Phil’s Thursday night movie was loaned to him by a work colleague who thought he might like it. Hell and High Water (2016). Billed as a neo-western heist movie (doncha just love sub-categories) and directed by David MacKenzie it stars Chris Pine, Benn Foster, Jeff Bridges and Gil Birmingham.
It’s not such an old movie so I’ll try and avoid too many spoilers. The plot regards 2 brothers, Toby and Tanner Howard. Their mother recently died and the bank is going to foreclose on the ranch she owned in a weeks time. Toby (Pine) is divorced, and Tanner (Foster) is an ex-con with a wild streak, and the pair make plans to do small bank robberies across the week, in order to pay off the debt, and keep the Ranch in the family, and are quite successful in spite of Tanner being a bit of a loose cannon, much to Toby’s annoyance.
Two Texas rangers Marcus Hamilton (Bridges) and Alberto Parker (Birmingham) are on the case to catch them. Marcus is very near retirement age and after investigating the robberies already committed, soon works out where and when the brothers will be next, and he and Parker go off to await the next robbery.
That’s it for spoilers. The movie was written by Taylor Sheridan an actor/writer/director and Hell and High Water is the second of his trilogy of “the modern-day American Frontier” with Sicario being his first, and Wind River being the last. He also wrote the follow up to Sicario but not as part of this trilogy. Hell and High Water was nominated for lots of awards at the OScars, Globes, BAFTA etc and had good reviews from critics.
Well deserved I think. The beauty of this movie is in how the relationships between the two brothers, and between the two rangers are portrayed. We can’t fault the acting here, Bridges at his best, a grumpy sardonic old guy who continuously teases his partner with non- PC Indian insults but is smart as a whip. Gil Birmingham gives as good as he gets. Pine and Foster have got brothers just right, sometimes at odds, and exasperated with each other, but with blood thicker than water. A joy to watch these four guys take a brilliant script and bring it to life. It’s not a comedy but we did laugh a lot during it.
The cinematography by Giles Nuttgens was stunning, using East New Mexico as a stand in for Texas, and having the wide open plains and forgotten backwater towns and people as the subtle backdrop to this story.

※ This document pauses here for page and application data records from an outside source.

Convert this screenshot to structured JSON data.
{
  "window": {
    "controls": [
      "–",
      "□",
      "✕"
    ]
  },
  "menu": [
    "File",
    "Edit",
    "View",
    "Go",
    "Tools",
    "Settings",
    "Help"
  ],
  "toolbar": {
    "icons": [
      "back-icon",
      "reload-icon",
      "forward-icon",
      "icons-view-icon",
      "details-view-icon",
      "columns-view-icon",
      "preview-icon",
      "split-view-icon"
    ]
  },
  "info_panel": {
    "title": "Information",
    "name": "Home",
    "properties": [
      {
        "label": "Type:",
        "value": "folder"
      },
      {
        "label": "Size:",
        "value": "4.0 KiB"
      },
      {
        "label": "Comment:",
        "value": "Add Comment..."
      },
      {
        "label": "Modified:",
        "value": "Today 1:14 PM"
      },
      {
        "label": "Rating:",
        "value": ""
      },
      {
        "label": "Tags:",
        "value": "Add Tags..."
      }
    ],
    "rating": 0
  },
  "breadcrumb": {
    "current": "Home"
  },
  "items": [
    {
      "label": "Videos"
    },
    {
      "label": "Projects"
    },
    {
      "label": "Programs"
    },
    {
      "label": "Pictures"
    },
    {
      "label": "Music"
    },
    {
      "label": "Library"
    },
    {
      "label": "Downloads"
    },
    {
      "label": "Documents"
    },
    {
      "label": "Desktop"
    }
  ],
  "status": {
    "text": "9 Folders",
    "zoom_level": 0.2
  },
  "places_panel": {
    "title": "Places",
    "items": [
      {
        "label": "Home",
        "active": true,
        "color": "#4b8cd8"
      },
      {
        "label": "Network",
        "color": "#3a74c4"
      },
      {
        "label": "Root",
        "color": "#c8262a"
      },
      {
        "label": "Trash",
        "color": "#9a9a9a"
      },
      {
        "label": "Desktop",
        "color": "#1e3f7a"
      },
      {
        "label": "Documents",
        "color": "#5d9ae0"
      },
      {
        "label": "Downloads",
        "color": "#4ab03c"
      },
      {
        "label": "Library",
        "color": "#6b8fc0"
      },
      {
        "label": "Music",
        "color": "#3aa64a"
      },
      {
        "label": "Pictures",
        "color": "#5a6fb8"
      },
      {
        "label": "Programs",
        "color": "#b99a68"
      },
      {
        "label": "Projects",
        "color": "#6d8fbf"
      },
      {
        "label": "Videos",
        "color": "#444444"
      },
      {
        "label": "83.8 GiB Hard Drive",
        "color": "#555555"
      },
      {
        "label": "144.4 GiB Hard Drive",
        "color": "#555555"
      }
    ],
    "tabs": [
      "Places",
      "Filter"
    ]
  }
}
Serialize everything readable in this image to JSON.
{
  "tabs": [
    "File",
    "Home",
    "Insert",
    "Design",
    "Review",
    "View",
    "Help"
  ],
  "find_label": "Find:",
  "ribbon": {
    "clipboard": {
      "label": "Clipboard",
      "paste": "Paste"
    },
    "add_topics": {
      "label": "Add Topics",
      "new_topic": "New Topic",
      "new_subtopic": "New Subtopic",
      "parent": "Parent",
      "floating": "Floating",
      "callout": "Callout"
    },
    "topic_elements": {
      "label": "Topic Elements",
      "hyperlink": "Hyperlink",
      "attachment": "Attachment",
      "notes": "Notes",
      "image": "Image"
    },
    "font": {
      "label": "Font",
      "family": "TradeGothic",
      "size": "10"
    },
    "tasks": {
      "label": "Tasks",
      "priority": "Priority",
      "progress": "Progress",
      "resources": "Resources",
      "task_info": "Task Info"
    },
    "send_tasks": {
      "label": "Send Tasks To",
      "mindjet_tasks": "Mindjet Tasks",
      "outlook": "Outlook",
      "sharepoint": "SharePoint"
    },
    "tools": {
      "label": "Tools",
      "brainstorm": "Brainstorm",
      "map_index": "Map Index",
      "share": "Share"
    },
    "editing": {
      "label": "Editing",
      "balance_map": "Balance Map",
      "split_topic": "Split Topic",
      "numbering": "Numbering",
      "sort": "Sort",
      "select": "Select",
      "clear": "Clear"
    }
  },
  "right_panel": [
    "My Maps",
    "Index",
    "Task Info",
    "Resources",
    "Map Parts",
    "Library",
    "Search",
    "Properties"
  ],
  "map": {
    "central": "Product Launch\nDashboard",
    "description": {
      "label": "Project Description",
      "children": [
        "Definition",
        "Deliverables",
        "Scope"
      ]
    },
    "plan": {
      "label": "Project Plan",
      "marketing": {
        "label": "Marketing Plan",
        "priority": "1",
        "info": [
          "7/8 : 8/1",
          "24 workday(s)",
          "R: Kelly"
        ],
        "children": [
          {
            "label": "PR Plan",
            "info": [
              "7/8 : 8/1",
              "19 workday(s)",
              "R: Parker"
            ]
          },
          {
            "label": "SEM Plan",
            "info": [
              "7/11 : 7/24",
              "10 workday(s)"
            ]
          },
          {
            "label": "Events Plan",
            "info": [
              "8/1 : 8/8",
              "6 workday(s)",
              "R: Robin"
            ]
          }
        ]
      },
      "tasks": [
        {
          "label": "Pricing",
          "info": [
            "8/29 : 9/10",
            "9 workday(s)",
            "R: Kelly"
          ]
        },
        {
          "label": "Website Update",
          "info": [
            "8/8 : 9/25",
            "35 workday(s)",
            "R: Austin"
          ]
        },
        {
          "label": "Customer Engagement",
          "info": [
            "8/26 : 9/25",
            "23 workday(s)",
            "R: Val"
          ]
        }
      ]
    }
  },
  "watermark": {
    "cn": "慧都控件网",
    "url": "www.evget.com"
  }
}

Little touches like in a Gas station scene there’s a cowboy on a horse, young idiots playing crap music in a limegreen musclecar, and the brothers in a crappy saloon car. Modern-day American Frontier indeed.
Critics were impressed :- Richard Roeper of the Chicago Sun Times sums it up very well. “In ways large and small, Hell or High Water is a movie so beautiful and harsh and elegiac and knowing, the moment it was over was the moment I wanted to see it again”.
Fraggle Rating : Bloody Brilliant.